--- Provided records ---

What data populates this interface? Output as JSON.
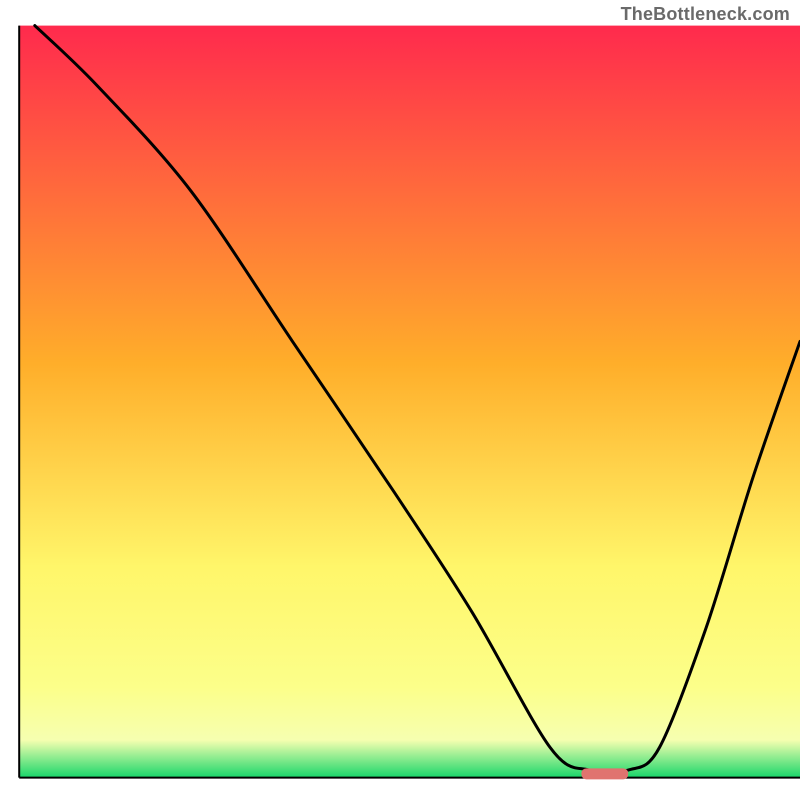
{
  "watermark_text": "TheBottleneck.com",
  "chart_data": {
    "type": "line",
    "title": "",
    "xlabel": "",
    "ylabel": "",
    "xlim": [
      0,
      100
    ],
    "ylim": [
      0,
      100
    ],
    "background_gradient": {
      "top_color": "#ff2a4d",
      "mid_color": "#ffc32a",
      "lower_yellow": "#fff66a",
      "near_bottom": "#f6ffb0",
      "bottom_color": "#18d66a"
    },
    "series": [
      {
        "name": "bottleneck-curve",
        "x": [
          2,
          10,
          22,
          35,
          48,
          58,
          68,
          73,
          78,
          82,
          88,
          94,
          100
        ],
        "y_pct": [
          100,
          92,
          78,
          58,
          38,
          22,
          4,
          1,
          1,
          4,
          20,
          40,
          58
        ]
      }
    ],
    "marker": {
      "name": "optimal-marker",
      "x_pct": 75,
      "y_pct": 0.5,
      "width_pct": 6,
      "color": "#e0736f"
    },
    "frame": {
      "top_y_pct": 3.2,
      "bottom_y_pct": 97.2,
      "left_x_pct": 2.4,
      "right_x_pct": 100
    }
  }
}
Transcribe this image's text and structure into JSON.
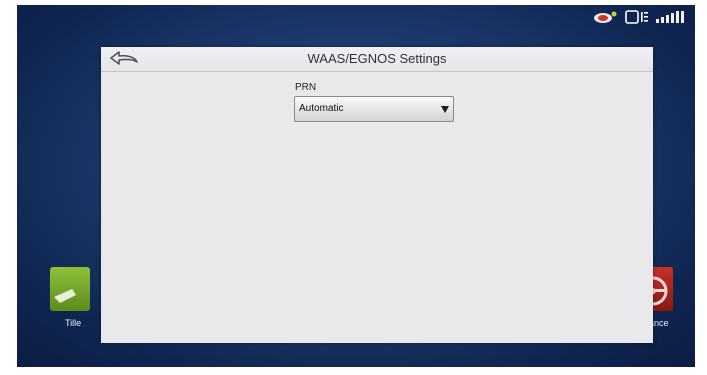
{
  "dialog": {
    "title": "WAAS/EGNOS Settings",
    "back_icon": "back-arrow-icon"
  },
  "prn": {
    "label": "PRN",
    "selected_value": "Automatic"
  },
  "background_tiles": {
    "left_label": "Tille",
    "right_label": "dance",
    "left_color": "#7aab2c",
    "right_color": "#b72a22"
  },
  "status_icons": [
    "gps-satellite-icon",
    "display-icon",
    "cellular-signal-icon"
  ],
  "colors": {
    "screen_background": "#1d3a6d",
    "dialog_background": "#e9e9ec"
  }
}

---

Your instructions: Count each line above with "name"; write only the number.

Response to the task: 2